We have a portable X-Ray Fluorescence analyser that allows us to undertake non-destructive analysis of metals and alloys or other materials containing metal compounds such as textiles, drawings and paint. Analysis is fast and can be carried out in the studio, outdoors or at the client’s premises. The data from the analysis is stored in the machine’s PDA then downloaded onto computer for alloy comparison and report production.
The XRF is highly accurate, can identify very small traces of metallic elements within an alloy and can be used on any metal object or configured using the lab stand to analyse minute samples. The speed of the machine, with normal exposures of around 30 seconds, allows many objects or samples to be analysed in one day. By taking multiple readings we can produce both an average alloy composition for each object and a detailed report specifying the exact alloy components of various parts of each sculpture.
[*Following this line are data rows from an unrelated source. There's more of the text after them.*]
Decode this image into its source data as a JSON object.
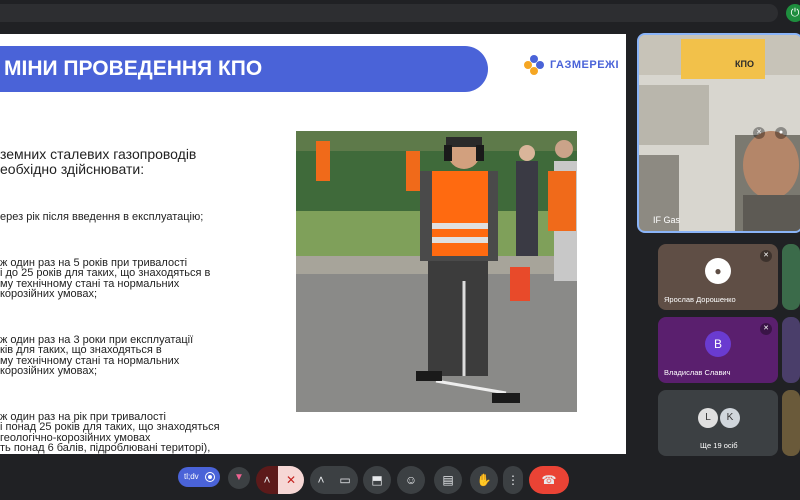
{
  "browser": {
    "ext_icon": "power-icon"
  },
  "slide": {
    "title": "МІНИ ПРОВЕДЕННЯ КПО",
    "logo_text": "ГАЗМЕРЕЖІ",
    "lead": "земних сталевих газопроводів\nеобхідно здійснювати:",
    "items": [
      "ерез рік після введення в експлуатацію;",
      "ж один раз на 5 років при тривалості\nі до 25 років для таких, що знаходяться в\nму технічному стані та нормальних\nкорозійних умовах;",
      "ж один раз на 3 роки при експлуатації\nків для таких, що знаходяться в\nму технічному стані та нормальних\nкорозійних умовах;",
      "ж один раз на рік при тривалості\nі понад 25 років для таких, що знаходяться\nгеологічно-корозійних умовах\nть понад 6 балів, підроблювані територі),\nсне покриття типу \"нормальне\", включені\nпітального ремонту або заміни."
    ],
    "brand_color": "#4a63d8"
  },
  "speaker": {
    "name": "IF Gas",
    "sign": "КПО"
  },
  "participants": [
    {
      "name": "Ярослав Дорошенко",
      "initial": "",
      "bg": "#5f4e45"
    },
    {
      "name": "Владислав Славич",
      "initial": "В",
      "bg": "#5a1f6e"
    },
    {
      "name": "Ще 19 осіб",
      "initial": "",
      "bg": "#3c4043"
    }
  ],
  "controls": {
    "tag_label": "tl;dv",
    "buttons": [
      "raise-icon",
      "chevron-up-icon",
      "mic-off-icon",
      "chevron-up-icon",
      "camera-icon",
      "present-icon",
      "emoji-icon",
      "captions-icon",
      "hand-icon",
      "more-icon",
      "hangup-icon"
    ]
  }
}
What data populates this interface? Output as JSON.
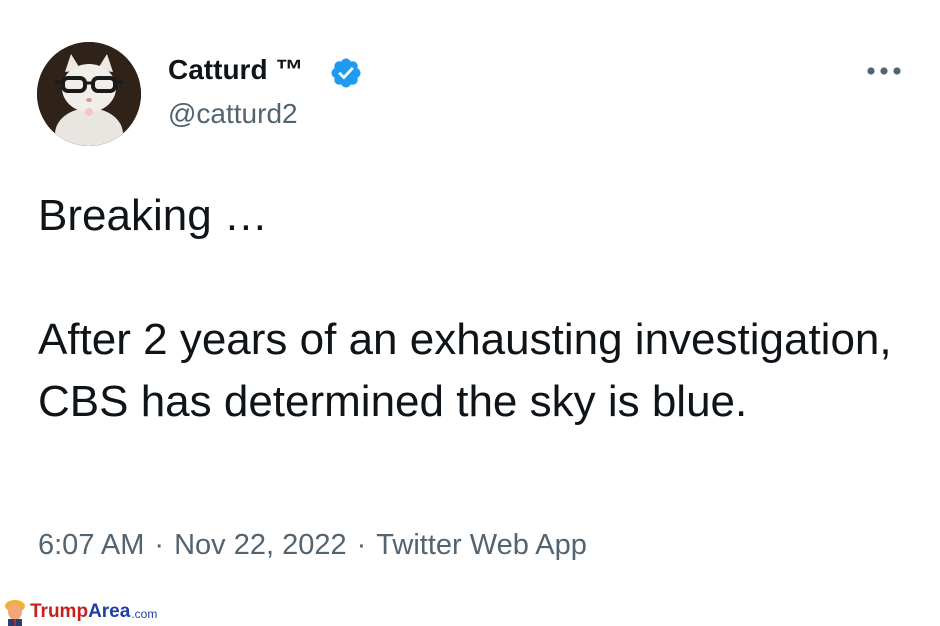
{
  "author": {
    "display_name": "Catturd ™",
    "handle": "@catturd2",
    "verified": true,
    "verified_icon": "verified-badge-icon",
    "verified_color": "#1d9bf0",
    "avatar": "cat-with-glasses-avatar"
  },
  "menu": {
    "icon": "more-options-icon"
  },
  "tweet": {
    "text": "Breaking …\n\nAfter 2 years of an exhausting investigation, CBS has determined the sky is blue."
  },
  "meta": {
    "time": "6:07 AM",
    "date": "Nov 22, 2022",
    "source": "Twitter Web App",
    "separator": "·"
  },
  "watermark": {
    "brand_part1": "Trump",
    "brand_part2": "Area",
    "brand_suffix": ".com",
    "icon": "trump-caricature-icon"
  },
  "colors": {
    "text": "#0f1419",
    "secondary": "#536471",
    "accent": "#1d9bf0",
    "watermark_red": "#c81e1e",
    "watermark_blue": "#1f3fa8"
  }
}
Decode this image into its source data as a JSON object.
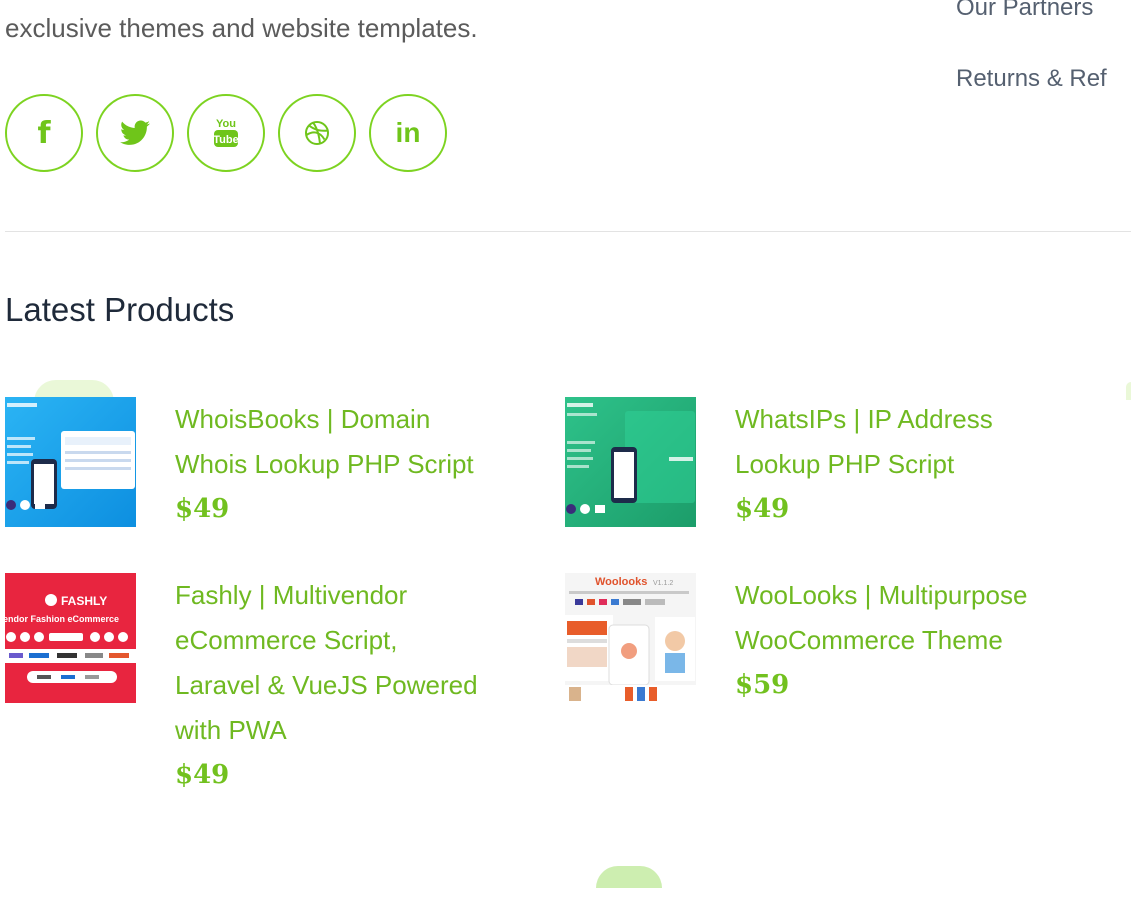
{
  "about": {
    "text": "exclusive themes and website templates."
  },
  "footer_links": {
    "partners": "Our Partners",
    "returns": "Returns & Ref"
  },
  "social": [
    {
      "name": "facebook",
      "label": "f"
    },
    {
      "name": "twitter",
      "label": ""
    },
    {
      "name": "youtube",
      "label": "You Tube"
    },
    {
      "name": "dribbble",
      "label": ""
    },
    {
      "name": "linkedin",
      "label": "in"
    }
  ],
  "section": {
    "title": "Latest Products"
  },
  "products": [
    {
      "name_line1": "WhoisBooks | Domain",
      "name_line2": "Whois Lookup PHP Script",
      "price": "$49",
      "thumb_color": "#1aa0ee"
    },
    {
      "name_line1": "WhatsIPs | IP Address",
      "name_line2": "Lookup PHP Script",
      "price": "$49",
      "thumb_color": "#23b07b"
    },
    {
      "name_line1": "Fashly | Multivendor",
      "name_line2": "eCommerce Script,",
      "name_line3": "Laravel & VueJS Powered",
      "name_line4": "with PWA",
      "price": "$49",
      "thumb_color": "#e8253f",
      "thumb_brand": "FASHLY",
      "thumb_tagline": "endor Fashion eCommerce"
    },
    {
      "name_line1": "WooLooks | Multipurpose",
      "name_line2": "WooCommerce Theme",
      "price": "$59",
      "thumb_color": "#f4f4f4",
      "thumb_brand": "Woolooks",
      "thumb_version": "V1.1.2"
    }
  ],
  "colors": {
    "accent": "#6fc51a",
    "link": "#6fb921",
    "price": "#72c11f"
  }
}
The ability to quickly identify alloys for comparison against samples with known provenance or, for instance, identify residual mercury in fire gilding or traces of past plating, allows us to advise clients at the time of inspection of sometimes critical technical information that may influence conservation treatment.
To aid art historical research, analysis may help identify the date of manufacture, past restorations or surface treatments, when combined with other technical and curatorial information. The cost of undertaking an analysis and producing a report is totally dependant on the time required to undertake the work and the location of the objects to be tested.
We carried out a detailed inspection of the dial section of the astronomical clock at Hampton Court Palace.
XRF analysis helped us to establish the coatings and underlying metals that form the substrate to the dial, which are copper sheet dipped in a lead-tin alloy (90:10), riveted with copper rivets to a wrought iron structure.
This data informed our conservation proposal for the most appropriate treatment of the object.
While it was undergoing restoration on site at Stourhead, we were asked to attend to carry out analysis on the metal components on this cabinet.
We were able to establish, for example, the presence of silver foil backing beneath the stone inlays, (illustrated in the detail below), and confirm the presence of mercury gilding on other metalwork elements.